TO DO:
Only the pictures stay out; every record is to be quoted exactly.

++++ TASK DATA

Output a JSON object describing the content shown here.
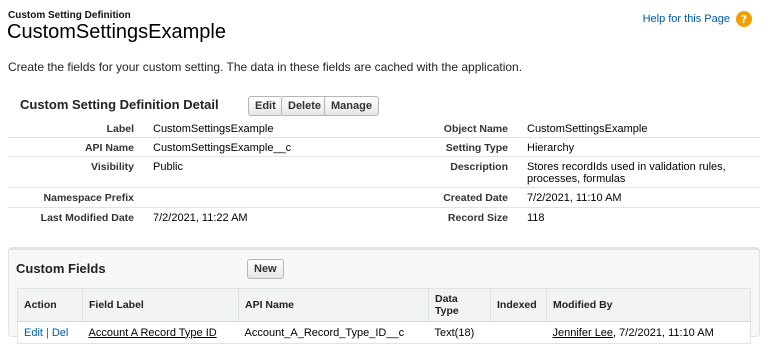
{
  "header": {
    "breadcrumb": "Custom Setting Definition",
    "title": "CustomSettingsExample",
    "help_link": "Help for this Page",
    "help_icon": "question-icon"
  },
  "intro": "Create the fields for your custom setting. The data in these fields are cached with the application.",
  "detail": {
    "heading": "Custom Setting Definition Detail",
    "buttons": {
      "edit": "Edit",
      "delete": "Delete",
      "manage": "Manage"
    },
    "rows": [
      {
        "l1": "Label",
        "v1": "CustomSettingsExample",
        "l2": "Object Name",
        "v2": "CustomSettingsExample"
      },
      {
        "l1": "API Name",
        "v1": "CustomSettingsExample__c",
        "l2": "Setting Type",
        "v2": "Hierarchy"
      },
      {
        "l1": "Visibility",
        "v1": "Public",
        "l2": "Description",
        "v2": "Stores recordIds used in validation rules, processes, formulas"
      },
      {
        "l1": "Namespace Prefix",
        "v1": "",
        "l2": "Created Date",
        "v2": "7/2/2021, 11:10 AM"
      },
      {
        "l1": "Last Modified Date",
        "v1": "7/2/2021, 11:22 AM",
        "l2": "Record Size",
        "v2": "118"
      }
    ]
  },
  "custom_fields": {
    "title": "Custom Fields",
    "new_button": "New",
    "columns": [
      "Action",
      "Field Label",
      "API Name",
      "Data Type",
      "Indexed",
      "Modified By"
    ],
    "rows": [
      {
        "action_edit": "Edit",
        "action_sep": "|",
        "action_del": "Del",
        "field_label": "Account A Record Type ID",
        "api_name": "Account_A_Record_Type_ID__c",
        "data_type": "Text(18)",
        "indexed": "",
        "modified_by_user": "Jennifer Lee",
        "modified_by_date": ", 7/2/2021, 11:10 AM"
      }
    ]
  },
  "colors": {
    "link": "#015ba7",
    "help_icon": "#f2a000"
  }
}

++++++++

YOUR SOLUTION:
Output a JSON object describing the content shown here.
{
  "header": {
    "breadcrumb": "Custom Setting Definition",
    "title": "CustomSettingsExample",
    "help_link": "Help for this Page",
    "help_icon": "question-icon"
  },
  "intro": "Create the fields for your custom setting. The data in these fields are cached with the application.",
  "detail": {
    "heading": "Custom Setting Definition Detail",
    "buttons": {
      "edit": "Edit",
      "delete": "Delete",
      "manage": "Manage"
    },
    "rows": [
      {
        "l1": "Label",
        "v1": "CustomSettingsExample",
        "l2": "Object Name",
        "v2": "CustomSettingsExample"
      },
      {
        "l1": "API Name",
        "v1": "CustomSettingsExample__c",
        "l2": "Setting Type",
        "v2": "Hierarchy"
      },
      {
        "l1": "Visibility",
        "v1": "Public",
        "l2": "Description",
        "v2": "Stores recordIds used in validation rules, processes, formulas"
      },
      {
        "l1": "Namespace Prefix",
        "v1": "",
        "l2": "Created Date",
        "v2": "7/2/2021, 11:10 AM"
      },
      {
        "l1": "Last Modified Date",
        "v1": "7/2/2021, 11:22 AM",
        "l2": "Record Size",
        "v2": "118"
      }
    ]
  },
  "custom_fields": {
    "title": "Custom Fields",
    "new_button": "New",
    "columns": [
      "Action",
      "Field Label",
      "API Name",
      "Data Type",
      "Indexed",
      "Modified By"
    ],
    "rows": [
      {
        "action_edit": "Edit",
        "action_sep": "|",
        "action_del": "Del",
        "field_label": "Account A Record Type ID",
        "api_name": "Account_A_Record_Type_ID__c",
        "data_type": "Text(18)",
        "indexed": "",
        "modified_by_user": "Jennifer Lee",
        "modified_by_date": ", 7/2/2021, 11:10 AM"
      }
    ]
  },
  "colors": {
    "link": "#015ba7",
    "help_icon": "#f2a000"
  }
}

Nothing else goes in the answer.